Michael Avery, a Boston defense attorney, is co-author of a standard text, "Police Misconduct: Law and Litigation." Recently, in an indignant speech at the annual dinner of the Civil Liberties Union of Massachusetts, Avery charged there is a conspiracy to protect police officers who commit perjury. Avery focused on Massachusetts, but he believes that "the code of silence" concerning false testimony by the police is in operation throughout the country.

"Every judge," Avery said, "who sits in the criminal courts of the Commonwealth of Massachusetts routinely has appearing before him or her police officers who commit perjury in order to make charges stick in criminal cases. Everyone knows this, yet few judges would admit it, and none have addressed the problemwith any intention of doing anything meaningful about it."

I asked a prominent, usually very cautious, judge in New York about Michael Avery's accusation. "Oh sure," he said, without hesitation, "cops often lie on the stand. But we don't have enough proof to do anything about it."

Michael Avery concedes that judges are not the main culprits in this matter. "The principal villains in the conspiracy of silence," says Avery, "are those lawyers in the offices of district attorneys and the attorney general who do nothing about police perjury."

Why, then, I asked Avery, don't more defense attorneys blow the whistle? "Because," he said, "a defense attorney needs favors to make this system work." He or she has to be on reasonably good terms with judges and assistant DAs with regard to court calendars, plea bargaining and other parts of the system. Avery, however, prefers to speak out anyway; and because of his formidable courtroom skills, he does not lack for clients.

Reacting to Avery's Boston speech, another attorney told me of his experience with police perjury. Burton Weinstein, who practices in Connecticut, is an American Rumpole in that he is dogged, canny and, when necessary, daring. He was defending a woman charged by the police with starting a riot in a dance hall by shutting off the lights. A policeman testified unequivocally that he had been on the dance floor at the time and had been able to see her switch off the lights.

The judge granted a motion by Weinstein that the prosecutor, the judge, the court stenographer and the defense attorney go to the dance hall to check out the cop's account. It turned out that the only place from which the lights could be turned off was behind a brick wall. Standing on the dance floor, the policeman could not have seen the defendant, or anybody else, switch off the lights.

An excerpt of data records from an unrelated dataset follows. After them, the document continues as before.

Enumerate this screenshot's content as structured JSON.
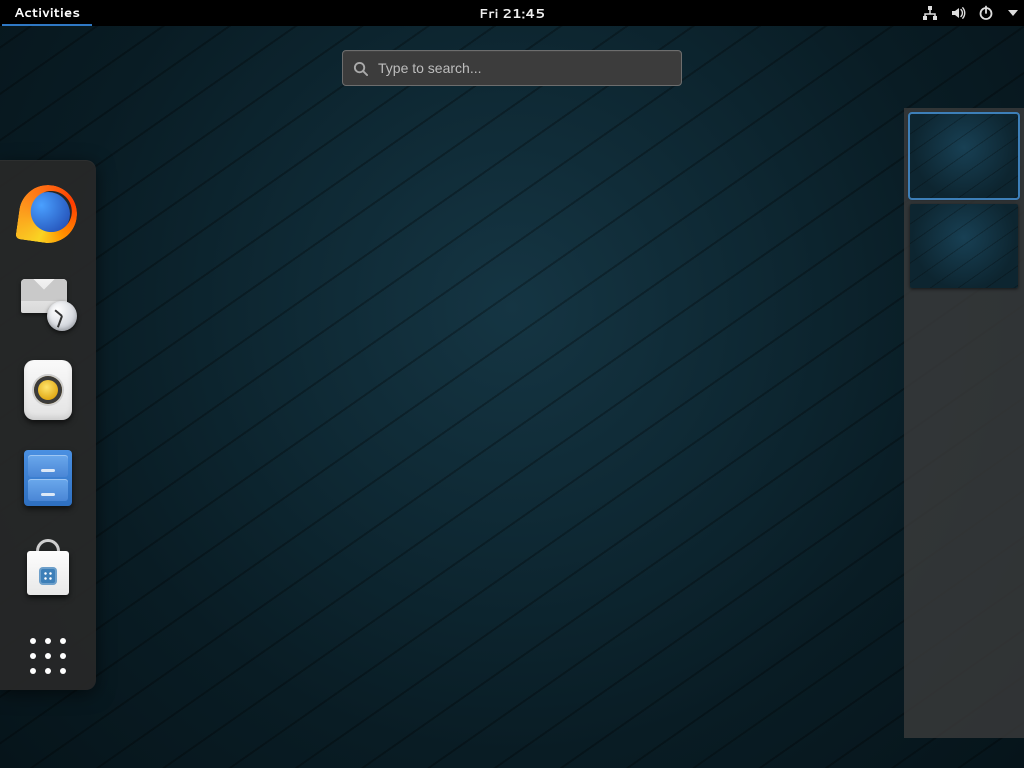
{
  "topbar": {
    "activities_label": "Activities",
    "clock": "Fri 21:45",
    "tray": {
      "network_icon": "network-wired-icon",
      "volume_icon": "volume-icon",
      "power_icon": "power-icon",
      "caret_icon": "chevron-down-icon"
    }
  },
  "search": {
    "placeholder": "Type to search...",
    "value": ""
  },
  "dash": {
    "apps": [
      {
        "name": "firefox",
        "icon": "firefox-icon"
      },
      {
        "name": "evolution",
        "icon": "mail-clock-icon"
      },
      {
        "name": "rhythmbox",
        "icon": "speaker-icon"
      },
      {
        "name": "files",
        "icon": "file-cabinet-icon"
      },
      {
        "name": "software",
        "icon": "shopping-bag-icon"
      }
    ],
    "show_apps_icon": "apps-grid-icon"
  },
  "workspaces": {
    "count": 2,
    "active_index": 0
  },
  "colors": {
    "accent": "#3d7fb8",
    "panel": "#000000",
    "dash_bg": "rgba(40,40,40,0.92)"
  }
}
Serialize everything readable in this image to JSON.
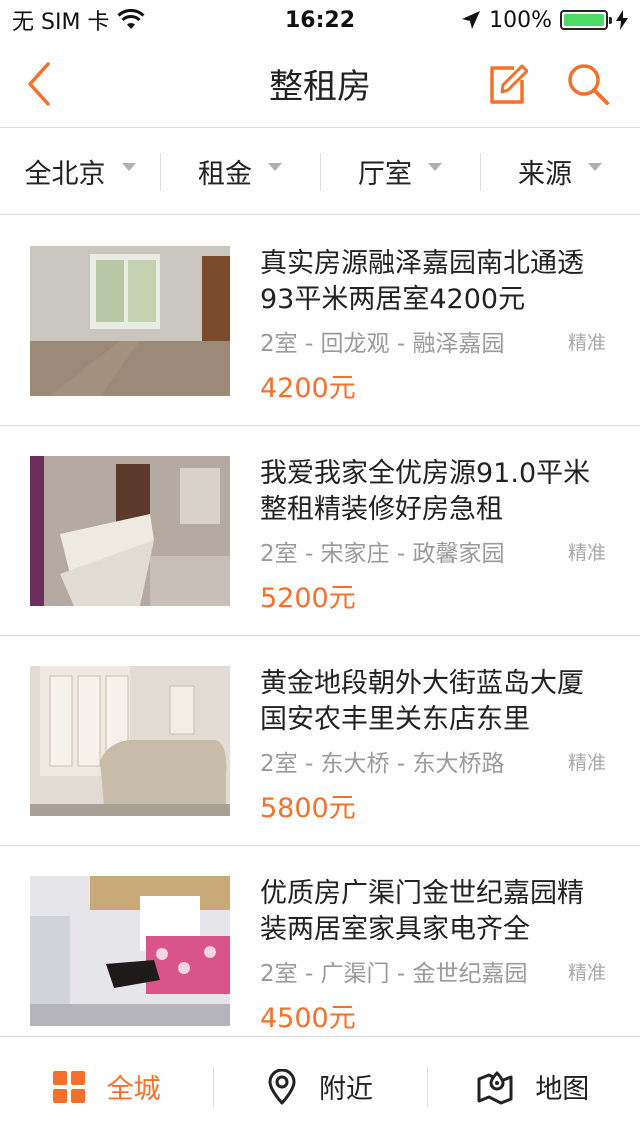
{
  "status_bar": {
    "carrier": "无 SIM 卡",
    "time": "16:22",
    "battery": "100%",
    "battery_level": 1.0
  },
  "nav": {
    "title": "整租房"
  },
  "filters": [
    {
      "label": "全北京"
    },
    {
      "label": "租金"
    },
    {
      "label": "厅室"
    },
    {
      "label": "来源"
    }
  ],
  "listings": [
    {
      "title": "真实房源融泽嘉园南北通透93平米两居室4200元",
      "meta": "2室 - 回龙观 - 融泽嘉园",
      "tag": "精准",
      "price": "4200元",
      "photo": "empty-room"
    },
    {
      "title": "我爱我家全优房源91.0平米整租精装修好房急租",
      "meta": "2室 - 宋家庄 - 政馨家园",
      "tag": "精准",
      "price": "5200元",
      "photo": "living-room-sofa"
    },
    {
      "title": "黄金地段朝外大街蓝岛大厦国安农丰里关东店东里",
      "meta": "2室 - 东大桥 - 东大桥路",
      "tag": "精准",
      "price": "5800元",
      "photo": "leather-sofa"
    },
    {
      "title": "优质房广渠门金世纪嘉园精装两居室家具家电齐全",
      "meta": "2室 - 广渠门 - 金世纪嘉园",
      "tag": "精准",
      "price": "4500元",
      "photo": "floral-sofa"
    }
  ],
  "tabs": [
    {
      "label": "全城",
      "icon": "grid-icon",
      "active": true
    },
    {
      "label": "附近",
      "icon": "location-pin-icon",
      "active": false
    },
    {
      "label": "地图",
      "icon": "map-icon",
      "active": false
    }
  ],
  "colors": {
    "accent": "#f6702b",
    "battery": "#4cd964",
    "divider": "#dcdcdc",
    "meta_text": "#9a9a9a"
  }
}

Back in court, Weinstein asked permission, which was granted, to give the policeman his Miranda warnings. He hen reminded the cop that he was testifying under oath, and that the penalty for perjury was a five-year jail term. Did the cop still stand by his testimoney? The policeman said he most certainly did. Weinstein made a motion that the cop be suspended and the transcript of his testimony turned over to the state's attorney for perjury prosecution. The judge declined to accept that motion.

Weinstein then turned to the prosecutor, reminded him that he too was an officer of the court and that he knew the cop had been lying because the prosecutor had also seen the brick wall. The prosecutor looked away from Weinstein. Weinstein eventually won his case, but not even a reprimand was placed in the file of the policeman.

Richard Emery, who does much of the police misconduct work for the New York Civil Liberties Union, suggests that there be a special prosecutor in every jurisdiction who would investigate all charges of police abuse -- including perjury. The regular prosecutors, Emery notes, "have to rely on the local cops to make their cases, so they are not eager to go after them."

"I've been a lawyer for a long time," says Emery, "but I am still shocked that the first line of law enforcement in our society can get away with routinely lying in court. And once a cop has broken the law, he can no longer look at himself the same way he did when he came onto the force."